• **Action item**: Search the entries below for "header" and copy each matching line.

══════

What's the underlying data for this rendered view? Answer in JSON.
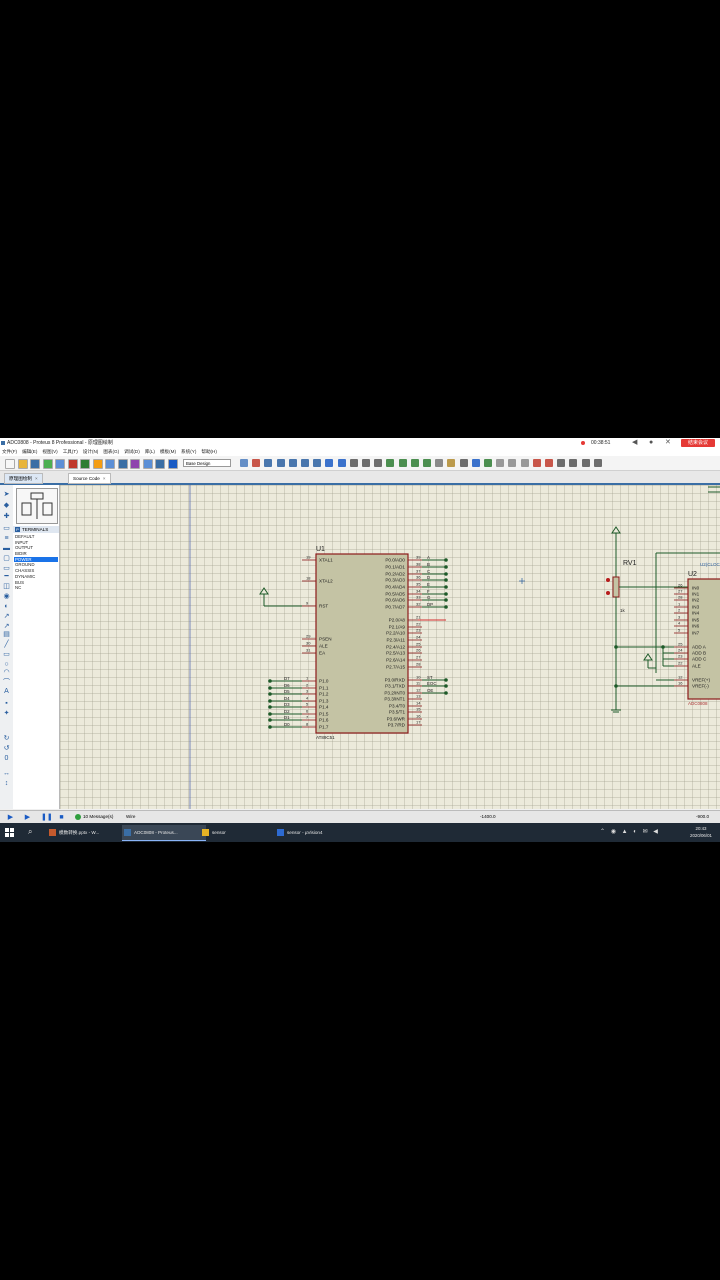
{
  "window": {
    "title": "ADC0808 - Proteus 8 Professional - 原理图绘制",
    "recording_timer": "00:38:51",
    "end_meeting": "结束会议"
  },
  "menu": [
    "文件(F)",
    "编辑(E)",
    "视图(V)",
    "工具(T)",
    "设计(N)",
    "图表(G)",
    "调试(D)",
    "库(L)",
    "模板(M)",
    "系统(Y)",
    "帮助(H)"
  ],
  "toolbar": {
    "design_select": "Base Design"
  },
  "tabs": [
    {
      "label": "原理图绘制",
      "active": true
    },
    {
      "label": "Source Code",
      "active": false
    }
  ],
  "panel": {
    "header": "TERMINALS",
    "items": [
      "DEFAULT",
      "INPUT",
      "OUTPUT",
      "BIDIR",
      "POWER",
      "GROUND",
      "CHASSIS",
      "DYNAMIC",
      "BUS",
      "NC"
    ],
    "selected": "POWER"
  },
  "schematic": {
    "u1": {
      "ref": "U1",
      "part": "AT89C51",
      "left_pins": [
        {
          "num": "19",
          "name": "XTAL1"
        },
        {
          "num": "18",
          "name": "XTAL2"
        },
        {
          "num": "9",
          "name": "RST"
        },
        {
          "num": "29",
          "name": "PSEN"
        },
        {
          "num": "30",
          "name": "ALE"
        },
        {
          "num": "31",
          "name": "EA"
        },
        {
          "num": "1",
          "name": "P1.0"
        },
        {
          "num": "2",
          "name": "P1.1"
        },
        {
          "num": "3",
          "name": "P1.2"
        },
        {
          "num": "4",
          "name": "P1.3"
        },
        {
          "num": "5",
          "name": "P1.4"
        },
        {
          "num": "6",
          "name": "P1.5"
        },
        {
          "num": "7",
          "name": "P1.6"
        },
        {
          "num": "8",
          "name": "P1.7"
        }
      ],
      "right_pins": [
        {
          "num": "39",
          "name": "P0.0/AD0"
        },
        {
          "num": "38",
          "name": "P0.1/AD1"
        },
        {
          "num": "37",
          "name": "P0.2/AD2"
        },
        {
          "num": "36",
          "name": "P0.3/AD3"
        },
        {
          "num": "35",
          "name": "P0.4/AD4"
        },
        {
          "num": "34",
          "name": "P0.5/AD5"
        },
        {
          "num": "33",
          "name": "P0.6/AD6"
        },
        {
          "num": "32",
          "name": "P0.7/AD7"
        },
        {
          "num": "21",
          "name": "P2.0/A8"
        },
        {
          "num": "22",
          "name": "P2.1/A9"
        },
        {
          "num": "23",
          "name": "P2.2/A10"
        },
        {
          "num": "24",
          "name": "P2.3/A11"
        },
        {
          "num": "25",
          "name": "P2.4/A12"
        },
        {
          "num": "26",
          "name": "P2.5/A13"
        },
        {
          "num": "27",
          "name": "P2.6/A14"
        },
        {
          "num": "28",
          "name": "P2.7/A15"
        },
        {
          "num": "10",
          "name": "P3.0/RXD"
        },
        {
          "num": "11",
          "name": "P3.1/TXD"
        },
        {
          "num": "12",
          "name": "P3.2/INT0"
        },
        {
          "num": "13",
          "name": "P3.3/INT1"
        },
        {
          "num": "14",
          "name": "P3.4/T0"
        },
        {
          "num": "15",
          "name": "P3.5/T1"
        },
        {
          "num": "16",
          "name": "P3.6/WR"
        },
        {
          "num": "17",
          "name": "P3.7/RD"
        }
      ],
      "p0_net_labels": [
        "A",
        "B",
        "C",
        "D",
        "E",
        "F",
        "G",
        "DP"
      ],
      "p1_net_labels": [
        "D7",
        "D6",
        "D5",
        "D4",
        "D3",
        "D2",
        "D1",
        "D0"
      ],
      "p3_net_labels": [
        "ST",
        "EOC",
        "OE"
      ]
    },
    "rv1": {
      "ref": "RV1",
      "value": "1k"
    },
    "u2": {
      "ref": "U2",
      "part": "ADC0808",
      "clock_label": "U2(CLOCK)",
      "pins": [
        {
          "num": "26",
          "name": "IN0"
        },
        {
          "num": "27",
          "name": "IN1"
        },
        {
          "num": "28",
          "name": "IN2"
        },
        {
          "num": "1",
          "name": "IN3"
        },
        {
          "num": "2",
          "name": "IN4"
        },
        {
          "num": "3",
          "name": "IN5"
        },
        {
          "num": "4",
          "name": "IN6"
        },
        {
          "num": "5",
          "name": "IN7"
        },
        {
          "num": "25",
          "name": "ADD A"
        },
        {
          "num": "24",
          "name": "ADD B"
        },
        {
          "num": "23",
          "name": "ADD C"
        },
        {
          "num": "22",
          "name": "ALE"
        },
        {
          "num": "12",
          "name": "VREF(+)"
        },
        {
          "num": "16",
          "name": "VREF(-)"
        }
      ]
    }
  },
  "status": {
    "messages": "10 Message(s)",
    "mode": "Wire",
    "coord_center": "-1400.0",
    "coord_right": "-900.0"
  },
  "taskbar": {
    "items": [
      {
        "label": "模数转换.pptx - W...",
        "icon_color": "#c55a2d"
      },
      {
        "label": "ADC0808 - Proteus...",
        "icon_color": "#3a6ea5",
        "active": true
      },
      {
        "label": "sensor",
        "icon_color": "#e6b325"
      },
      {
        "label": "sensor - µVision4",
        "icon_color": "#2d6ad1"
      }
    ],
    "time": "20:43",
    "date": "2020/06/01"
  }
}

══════

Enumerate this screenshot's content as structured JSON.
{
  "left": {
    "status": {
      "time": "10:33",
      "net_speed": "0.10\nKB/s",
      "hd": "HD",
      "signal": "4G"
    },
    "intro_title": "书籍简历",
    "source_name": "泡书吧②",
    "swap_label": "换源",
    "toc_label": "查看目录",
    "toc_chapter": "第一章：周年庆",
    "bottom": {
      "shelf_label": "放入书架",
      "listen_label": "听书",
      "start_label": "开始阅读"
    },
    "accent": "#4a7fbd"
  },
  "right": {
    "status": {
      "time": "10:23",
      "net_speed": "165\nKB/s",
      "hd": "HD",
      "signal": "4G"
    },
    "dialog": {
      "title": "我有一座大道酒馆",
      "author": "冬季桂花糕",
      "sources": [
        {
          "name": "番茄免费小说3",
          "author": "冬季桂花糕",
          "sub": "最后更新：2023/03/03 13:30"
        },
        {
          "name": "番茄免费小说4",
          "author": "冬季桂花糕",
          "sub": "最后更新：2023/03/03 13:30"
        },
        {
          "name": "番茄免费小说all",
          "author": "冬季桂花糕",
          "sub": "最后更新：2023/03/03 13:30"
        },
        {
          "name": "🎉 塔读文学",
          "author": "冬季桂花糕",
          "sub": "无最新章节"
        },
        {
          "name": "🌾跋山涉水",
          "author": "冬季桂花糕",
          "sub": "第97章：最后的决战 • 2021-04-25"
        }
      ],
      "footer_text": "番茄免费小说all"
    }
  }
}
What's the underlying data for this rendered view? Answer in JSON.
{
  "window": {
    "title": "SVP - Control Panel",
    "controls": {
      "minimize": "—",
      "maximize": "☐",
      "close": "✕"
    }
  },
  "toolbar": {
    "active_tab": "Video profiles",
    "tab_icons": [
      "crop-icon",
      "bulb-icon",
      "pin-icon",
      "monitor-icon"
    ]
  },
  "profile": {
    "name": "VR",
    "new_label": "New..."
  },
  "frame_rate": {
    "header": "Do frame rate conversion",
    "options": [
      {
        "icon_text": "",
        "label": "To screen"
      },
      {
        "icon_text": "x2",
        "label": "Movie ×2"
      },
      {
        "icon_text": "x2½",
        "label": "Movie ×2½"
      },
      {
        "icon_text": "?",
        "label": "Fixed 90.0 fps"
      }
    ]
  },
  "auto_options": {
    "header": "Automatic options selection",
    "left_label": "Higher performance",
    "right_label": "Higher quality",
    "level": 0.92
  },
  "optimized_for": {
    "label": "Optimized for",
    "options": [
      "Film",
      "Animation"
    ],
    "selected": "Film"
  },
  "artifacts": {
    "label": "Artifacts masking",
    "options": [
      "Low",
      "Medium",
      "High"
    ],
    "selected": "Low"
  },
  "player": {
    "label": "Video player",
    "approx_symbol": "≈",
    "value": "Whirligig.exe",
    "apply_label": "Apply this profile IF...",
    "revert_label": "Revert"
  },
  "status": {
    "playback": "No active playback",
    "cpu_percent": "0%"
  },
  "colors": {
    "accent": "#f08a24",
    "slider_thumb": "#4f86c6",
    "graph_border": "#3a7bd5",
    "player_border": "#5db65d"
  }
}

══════

• **Solution for this problem**:
    "header": "TERMINALS",
    "header": "Do frame rate conversion",
    "header": "Automatic options selection",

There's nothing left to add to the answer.